## What you will do
Nothing but the data, repeated exactly, belongs in the answer.

Content starts

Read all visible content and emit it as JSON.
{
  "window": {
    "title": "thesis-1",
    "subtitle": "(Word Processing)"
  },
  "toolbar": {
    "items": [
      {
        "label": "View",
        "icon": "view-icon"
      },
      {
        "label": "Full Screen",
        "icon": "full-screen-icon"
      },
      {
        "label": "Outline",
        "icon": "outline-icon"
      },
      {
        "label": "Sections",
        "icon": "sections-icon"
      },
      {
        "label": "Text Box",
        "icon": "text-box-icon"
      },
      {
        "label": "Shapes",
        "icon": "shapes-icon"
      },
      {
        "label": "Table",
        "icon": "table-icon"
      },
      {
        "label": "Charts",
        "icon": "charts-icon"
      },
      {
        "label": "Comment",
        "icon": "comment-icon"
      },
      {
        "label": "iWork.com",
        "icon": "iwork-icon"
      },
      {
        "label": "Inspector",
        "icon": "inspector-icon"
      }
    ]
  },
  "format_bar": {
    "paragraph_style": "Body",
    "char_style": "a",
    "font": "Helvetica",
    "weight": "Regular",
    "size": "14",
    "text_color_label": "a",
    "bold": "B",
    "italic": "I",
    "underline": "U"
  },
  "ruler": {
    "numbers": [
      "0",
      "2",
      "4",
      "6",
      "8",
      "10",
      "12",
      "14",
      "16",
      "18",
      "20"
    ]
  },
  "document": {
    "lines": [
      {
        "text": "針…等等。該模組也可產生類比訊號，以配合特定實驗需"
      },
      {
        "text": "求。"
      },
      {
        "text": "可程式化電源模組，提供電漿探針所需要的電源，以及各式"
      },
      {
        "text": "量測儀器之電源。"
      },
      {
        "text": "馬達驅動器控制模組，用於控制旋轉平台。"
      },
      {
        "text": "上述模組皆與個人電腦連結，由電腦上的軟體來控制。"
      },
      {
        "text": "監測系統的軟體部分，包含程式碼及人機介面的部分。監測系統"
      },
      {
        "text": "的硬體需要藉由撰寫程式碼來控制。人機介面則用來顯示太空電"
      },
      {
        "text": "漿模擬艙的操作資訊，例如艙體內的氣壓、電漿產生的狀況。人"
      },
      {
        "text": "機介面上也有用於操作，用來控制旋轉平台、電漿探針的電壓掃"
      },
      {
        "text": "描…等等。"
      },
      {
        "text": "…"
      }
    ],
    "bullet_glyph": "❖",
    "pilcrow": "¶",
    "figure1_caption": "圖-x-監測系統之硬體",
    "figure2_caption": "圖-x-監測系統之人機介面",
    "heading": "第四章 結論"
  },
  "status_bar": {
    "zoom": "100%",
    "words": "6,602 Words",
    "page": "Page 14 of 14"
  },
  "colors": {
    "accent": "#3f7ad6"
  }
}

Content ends

## Your solution
Read all visible content and emit it as JSON.
{
  "window": {
    "title": "thesis-1",
    "subtitle": "(Word Processing)"
  },
  "toolbar": {
    "items": [
      {
        "label": "View",
        "icon": "view-icon"
      },
      {
        "label": "Full Screen",
        "icon": "full-screen-icon"
      },
      {
        "label": "Outline",
        "icon": "outline-icon"
      },
      {
        "label": "Sections",
        "icon": "sections-icon"
      },
      {
        "label": "Text Box",
        "icon": "text-box-icon"
      },
      {
        "label": "Shapes",
        "icon": "shapes-icon"
      },
      {
        "label": "Table",
        "icon": "table-icon"
      },
      {
        "label": "Charts",
        "icon": "charts-icon"
      },
      {
        "label": "Comment",
        "icon": "comment-icon"
      },
      {
        "label": "iWork.com",
        "icon": "iwork-icon"
      },
      {
        "label": "Inspector",
        "icon": "inspector-icon"
      }
    ]
  },
  "format_bar": {
    "paragraph_style": "Body",
    "char_style": "a",
    "font": "Helvetica",
    "weight": "Regular",
    "size": "14",
    "text_color_label": "a",
    "bold": "B",
    "italic": "I",
    "underline": "U"
  },
  "ruler": {
    "numbers": [
      "0",
      "2",
      "4",
      "6",
      "8",
      "10",
      "12",
      "14",
      "16",
      "18",
      "20"
    ]
  },
  "document": {
    "lines": [
      {
        "text": "針…等等。該模組也可產生類比訊號，以配合特定實驗需"
      },
      {
        "text": "求。"
      },
      {
        "text": "可程式化電源模組，提供電漿探針所需要的電源，以及各式"
      },
      {
        "text": "量測儀器之電源。"
      },
      {
        "text": "馬達驅動器控制模組，用於控制旋轉平台。"
      },
      {
        "text": "上述模組皆與個人電腦連結，由電腦上的軟體來控制。"
      },
      {
        "text": "監測系統的軟體部分，包含程式碼及人機介面的部分。監測系統"
      },
      {
        "text": "的硬體需要藉由撰寫程式碼來控制。人機介面則用來顯示太空電"
      },
      {
        "text": "漿模擬艙的操作資訊，例如艙體內的氣壓、電漿產生的狀況。人"
      },
      {
        "text": "機介面上也有用於操作，用來控制旋轉平台、電漿探針的電壓掃"
      },
      {
        "text": "描…等等。"
      },
      {
        "text": "…"
      }
    ],
    "bullet_glyph": "❖",
    "pilcrow": "¶",
    "figure1_caption": "圖-x-監測系統之硬體",
    "figure2_caption": "圖-x-監測系統之人機介面",
    "heading": "第四章 結論"
  },
  "status_bar": {
    "zoom": "100%",
    "words": "6,602 Words",
    "page": "Page 14 of 14"
  },
  "colors": {
    "accent": "#3f7ad6"
  }
}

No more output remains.